When the southern Chinese migrated to the south seas, many were from the lower social class. Many were farmers, fishermen and workers. They came to eke out a living and nothing else. Their names were simple and nothing flowery, Tan Ah Kow, Lim Tua Tow, Chan Ngau etc etc. Inevitably the names of animals became common as they were seen as good for the children less the gods would punish them or take them away. The illiterates were just not too comfortable with the words Over the years the names started to evolve and adapt to the social and historical changes, including the intervention of govt and the turns of economic fortunes. Our colonial and religious heritage had their first influence on the people. Tan Ah Kow became James Tan. Lim Tua Tow became John Lim. The Tua Tow disappeared or became TT. The next phase of change was the hanyu pinyin campaign.

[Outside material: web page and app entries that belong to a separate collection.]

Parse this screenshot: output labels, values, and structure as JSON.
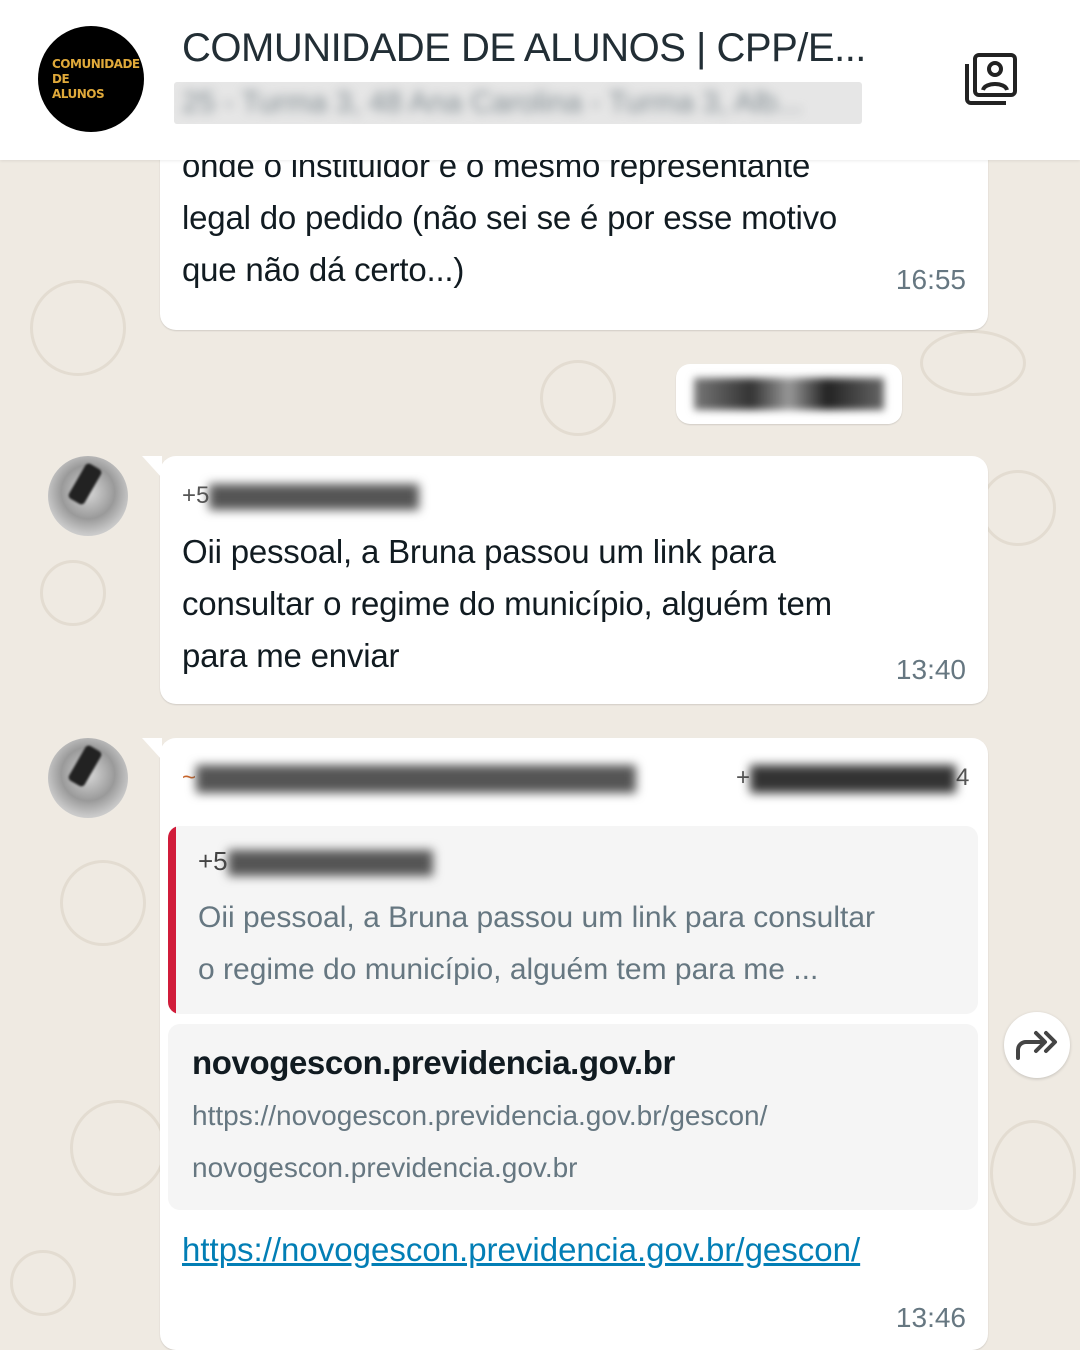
{
  "header": {
    "group_title": "COMUNIDADE DE ALUNOS | CPP/E...",
    "group_subtitle": "25 - Turma 3, 48 Ana Carolina - Turma 3, Alb...",
    "avatar_lines": [
      "COMUNIDADE",
      "DE",
      "ALUNOS"
    ]
  },
  "messages": [
    {
      "text_lines": [
        "onde o instituidor é o mesmo representante",
        "legal do pedido (não sei se é por esse motivo",
        "que não dá certo...)"
      ],
      "time": "16:55"
    },
    {
      "sender_prefix": "+5",
      "text_lines": [
        "Oii pessoal, a Bruna passou um link para",
        "consultar o regime do município, alguém tem",
        "para me enviar"
      ],
      "time": "13:40"
    },
    {
      "sender_name_prefix": "~",
      "sender_phone_prefix": "+",
      "sender_phone_suffix": "4",
      "quote": {
        "author_prefix": "+5",
        "text_lines": [
          "Oii pessoal, a Bruna passou um link para consultar",
          "o regime do município, alguém tem para me ..."
        ]
      },
      "link_preview": {
        "domain": "novogescon.previdencia.gov.br",
        "url": "https://novogescon.previdencia.gov.br/gescon/",
        "site": "novogescon.previdencia.gov.br"
      },
      "link_text": "https://novogescon.previdencia.gov.br/gescon/",
      "time": "13:46"
    }
  ],
  "colors": {
    "background": "#efeae2",
    "bubble": "#ffffff",
    "link": "#027eb5",
    "quote_bar": "#d11c3a",
    "meta_text": "#667781"
  }
}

This was another of the unifying efforts of the govt, to do away with dialects and have a common language. It's effects turned out to be a bit of a rojak. Tan Ah Kow became Chen Ya Kou. The father and son had differently written surname in English, From Mr Tan to Mr Chen. Some refused to accept this as it looked funny. So Tan Ah Kow became Tan Ya Kou, retaining the surname in dialect and the same spelling. Another variation is use Chen Ya Kou alias Tan Ah Kow. The next phase of development was economic. With wealth and affluence, Ah Kow, Ah Ngeow and Ah Gu were no longer acceptable. How could it be when pet dogs and cats were called more respectable human names like Tom and Jerry? That ended the phase when humans were called names of animals while animals continues to have human names. Then came a period when we wanted to become international citizens and adapted international norms of writing names. Tan Ah Kow became Ah Kow Tan. It could be because some foreigners could not understand that Chinese family name was written in front and not at the end. To avoid Tan Ah Kow being addressed as Mr Kow instead of Mr Tan, that was the solution. The most colourful phase came in the 80s when originality and being unique were the fad. Uniquely Singapore must have been an offshoot of this truly Singaporean beginning. Glamorison Tan and Feliciality Tan started to appear everywhere, everyone unique and different and only limited by one's imagination and the combination of words. Forgive the ignorants to think that Singapore was invaded by aliens from another planet. Today I read about John and Melissa becoming too common place. Everyone being introduced is either a John or a Melissa. And for that little uniqueness, after all a name is to identify a person and be different one from another, John will now be John Michael and Melissa will be Melissa Margaret. So, how shall John Michael Tan Ah Kow writes his name? Should it be John Michael Ah Kow Tan or could it be Tan Ah Kow John Michael or Tan John Michael Ah Kow? John Michael Tan Ah Kow is not going to be. His family name is right in the centre and will never be discovered. He will never be a Mr Tan. How about John Michael A K Tan? Possible. Sounds better too. Hi, I am Florissian Lantany Lee. Nice to meet you. I am Jamon Honchu Wong.